I was not present at any of the locations where Nigerian students hold peaceful protests against the perceived neglect of the country’s education sector.
While proximity might seem a working excuse for me, it would not be a sincere one.
My absence from the scenes speaks volumes of my fright; who knows if and where hijackers lurk, eager to make a Xerox copy of the #EndSARS protests out of a well-meaning demonstration of frustrated Nigerian students?
Without a doubt, echoes of the ‘Solidarity forever!’ chant across Nigeria on Monday, the last day of February 2022, caught the attention of passionate Nigerians, likewise their unpatriotic counterparts.
The National Association of Nigerian Students (NANS) reaction, two weeks into the month-long ‘comprehensive and total’ strike, embarked upon by the Academic Staff Union of Universities (ASUU), leaves behind a trail of mixed feelings.
It scares me that the NANS reaching a stalemate in its negotiations with the authorities might mean we have not seen the last of student protests.
Towards the end of January 2022, I wrote an open letter, which was syndicated across more than a score of media outlets.
In it, I revealed my worry that a strike would birth a series of nationwide protests, a phobia I hypothetically share with parents, guardians and other concerned Nigerians.
I hate to say I was right but recent developments suggest that my fears are coming to pass.
At this juncture, I must lend credence to the saying, ‘Experience is the best teacher,’ to validate a proverb that says, “An idle mind is the devil’s workshop,” because, unlike vacations, strikes give room for needless holidays, leading to the idleness of exuberant youths.
Given this extrapolation, we couldn’t agree more that every strike will spike the soaring crime rates in Nigeria even further and bring the name of our dear nation to disrepute.
As a part of my first letter reads, “The spread of criminal activities and unrest in Nigeria leads to untimely deaths and emigration to countries with higher economic development and security indices, robbing the nation of promising individuals. In other words, our falling education system leads to brain drain and flight of capital, which discourages foreign investment in our nation and ultimately, economic hardship.”
However, it is not too late to prevent innocent students from becoming martyrs for a cause that outlived their parents, which is an eventuality of protests going south that every patriotic Nigerian should fear.
Thus, I write again to reawaken you to your strategic position towards preventing unnecessary crimes, saving innocent lives and bequeathing a working Nigeria to posterity.
Just in case you missed my first letter, this is another call to action.
I believe we can meet the demands of ASUU and sister associations if successful Nigerians at home and in the diaspora, pool resources for this cause.
I remember how social media exploded when Davido, a Nigerian artiste, raised over a fifth of a billion naira in a few days. Imagine how much difference you could make when you replicate the feat he achieved on a bigger scale.
You will be doing your motherland an inestimable favor and arming generations with a well-informed judgment of who is the problem of the Nigerian tertiary education should anything ever go wrong thereupon.

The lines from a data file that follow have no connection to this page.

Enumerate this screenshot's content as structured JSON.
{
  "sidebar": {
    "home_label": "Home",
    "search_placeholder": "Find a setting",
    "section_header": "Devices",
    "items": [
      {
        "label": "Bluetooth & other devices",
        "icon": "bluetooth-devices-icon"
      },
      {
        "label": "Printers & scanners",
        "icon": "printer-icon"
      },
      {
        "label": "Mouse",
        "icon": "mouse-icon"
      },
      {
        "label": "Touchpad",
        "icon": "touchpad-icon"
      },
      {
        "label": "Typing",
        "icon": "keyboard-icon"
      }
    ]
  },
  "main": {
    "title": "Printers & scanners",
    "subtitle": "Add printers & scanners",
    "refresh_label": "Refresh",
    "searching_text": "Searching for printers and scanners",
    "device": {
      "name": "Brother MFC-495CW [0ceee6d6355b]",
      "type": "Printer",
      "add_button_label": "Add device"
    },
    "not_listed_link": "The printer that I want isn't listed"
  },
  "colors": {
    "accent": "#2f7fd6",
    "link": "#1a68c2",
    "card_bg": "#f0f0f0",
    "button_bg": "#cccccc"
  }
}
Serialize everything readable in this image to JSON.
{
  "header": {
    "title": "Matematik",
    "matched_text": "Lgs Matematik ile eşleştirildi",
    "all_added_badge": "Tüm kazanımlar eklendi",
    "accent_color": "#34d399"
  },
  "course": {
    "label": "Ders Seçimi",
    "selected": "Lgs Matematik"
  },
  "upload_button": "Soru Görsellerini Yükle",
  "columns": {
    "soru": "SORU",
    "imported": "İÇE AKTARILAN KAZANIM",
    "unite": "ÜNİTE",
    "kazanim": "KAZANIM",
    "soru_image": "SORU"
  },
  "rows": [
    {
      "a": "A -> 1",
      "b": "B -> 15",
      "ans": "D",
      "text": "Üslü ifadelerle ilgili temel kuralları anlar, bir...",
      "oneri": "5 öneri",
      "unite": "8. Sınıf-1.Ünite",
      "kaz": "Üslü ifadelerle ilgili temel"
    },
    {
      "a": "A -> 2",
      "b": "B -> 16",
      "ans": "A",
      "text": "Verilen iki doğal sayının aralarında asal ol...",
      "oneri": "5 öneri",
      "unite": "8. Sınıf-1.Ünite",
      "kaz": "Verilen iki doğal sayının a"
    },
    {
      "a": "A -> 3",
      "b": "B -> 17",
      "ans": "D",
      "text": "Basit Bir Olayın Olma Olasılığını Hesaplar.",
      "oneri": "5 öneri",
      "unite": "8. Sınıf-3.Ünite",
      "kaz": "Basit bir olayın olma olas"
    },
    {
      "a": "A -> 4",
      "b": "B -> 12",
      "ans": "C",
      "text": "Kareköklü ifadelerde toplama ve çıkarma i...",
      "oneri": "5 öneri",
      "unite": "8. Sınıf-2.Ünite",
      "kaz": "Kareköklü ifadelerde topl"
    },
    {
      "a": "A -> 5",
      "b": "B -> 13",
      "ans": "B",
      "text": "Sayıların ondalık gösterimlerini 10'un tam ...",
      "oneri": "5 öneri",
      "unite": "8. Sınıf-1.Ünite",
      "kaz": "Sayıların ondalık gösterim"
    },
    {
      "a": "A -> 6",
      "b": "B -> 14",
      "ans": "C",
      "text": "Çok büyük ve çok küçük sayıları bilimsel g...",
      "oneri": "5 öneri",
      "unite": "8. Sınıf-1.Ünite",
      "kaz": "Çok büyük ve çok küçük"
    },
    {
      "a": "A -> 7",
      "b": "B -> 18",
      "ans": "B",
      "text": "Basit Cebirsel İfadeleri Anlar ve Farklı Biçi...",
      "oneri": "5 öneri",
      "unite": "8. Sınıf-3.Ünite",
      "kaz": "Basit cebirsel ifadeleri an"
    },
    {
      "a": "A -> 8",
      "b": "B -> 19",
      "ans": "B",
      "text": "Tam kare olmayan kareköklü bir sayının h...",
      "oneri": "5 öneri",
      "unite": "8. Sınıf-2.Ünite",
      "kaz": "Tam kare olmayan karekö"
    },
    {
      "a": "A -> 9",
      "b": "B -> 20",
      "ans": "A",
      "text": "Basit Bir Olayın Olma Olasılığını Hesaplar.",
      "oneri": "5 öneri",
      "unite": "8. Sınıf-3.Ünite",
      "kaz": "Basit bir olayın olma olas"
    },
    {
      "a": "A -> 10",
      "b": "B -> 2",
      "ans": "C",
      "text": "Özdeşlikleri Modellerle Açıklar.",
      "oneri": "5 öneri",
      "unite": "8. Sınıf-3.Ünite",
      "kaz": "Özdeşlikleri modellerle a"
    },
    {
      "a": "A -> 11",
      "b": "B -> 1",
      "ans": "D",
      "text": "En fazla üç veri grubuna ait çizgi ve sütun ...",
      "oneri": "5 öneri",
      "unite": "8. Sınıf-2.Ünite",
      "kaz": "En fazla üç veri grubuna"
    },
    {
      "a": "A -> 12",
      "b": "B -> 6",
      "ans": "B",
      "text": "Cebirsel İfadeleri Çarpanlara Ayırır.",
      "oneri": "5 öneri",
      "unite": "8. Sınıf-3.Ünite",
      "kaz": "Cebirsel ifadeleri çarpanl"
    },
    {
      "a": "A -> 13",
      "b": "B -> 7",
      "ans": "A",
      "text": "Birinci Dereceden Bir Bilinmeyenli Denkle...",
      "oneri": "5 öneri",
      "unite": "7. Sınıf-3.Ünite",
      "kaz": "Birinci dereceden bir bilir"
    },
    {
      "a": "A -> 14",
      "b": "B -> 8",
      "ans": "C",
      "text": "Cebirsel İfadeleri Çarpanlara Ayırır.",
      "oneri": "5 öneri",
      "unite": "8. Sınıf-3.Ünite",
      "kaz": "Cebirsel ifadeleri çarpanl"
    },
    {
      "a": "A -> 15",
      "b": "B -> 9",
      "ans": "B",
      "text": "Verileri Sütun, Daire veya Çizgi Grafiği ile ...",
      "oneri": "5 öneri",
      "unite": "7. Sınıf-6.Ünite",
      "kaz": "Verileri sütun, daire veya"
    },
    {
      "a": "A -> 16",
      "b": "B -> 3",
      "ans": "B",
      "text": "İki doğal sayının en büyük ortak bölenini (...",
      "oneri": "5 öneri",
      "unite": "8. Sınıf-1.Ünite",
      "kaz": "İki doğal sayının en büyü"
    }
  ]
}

I dream of times when an average person in Nigeria will agree that education is the remedy to many societal ills and pray it is soon.
Herbert Spencer said, “The greatest aim of education is not knowledge, but action,” and I agree with him.
Hence, I am doing what I learned to do to a moderate extent, hoping it can help rid Nigerian tertiary education of the ageless festival called the ASUU strike.
Sadly, my quest would be impossible without you lending a helping hand towards bettering the lives of lecturers and their students.
Similarly, meeting the demand of ASUU and her sisters will improve the overall quality of tertiary education to equip Nigerian youths with the unflinching drive to remain patriotic and law-abiding, thereby reducing criminal activities to the barest minimum.
Such a feat will encourage foreign investment whilst checking insecurity, corruption, brain drain and capital flight that pillages Nigeria and keeps it from reaching its promising economic potential.
Once again, I adjure you to heed my words and act now.
Invest in Nigeria and help secure the 200 million lives that the brazen ignorance of many endangers. Nigerians could forget your sacrifice, but your descendants will live to flaunt their Nigerian descent because of it.
Read! Reflect!! And Respond!!!
May the labor of our heroes’ past never be in vain!
Oyeleye is a creative writer and freelance journalist as well as an economic student at UDUS and can be reached via, firstname.lastname@example.org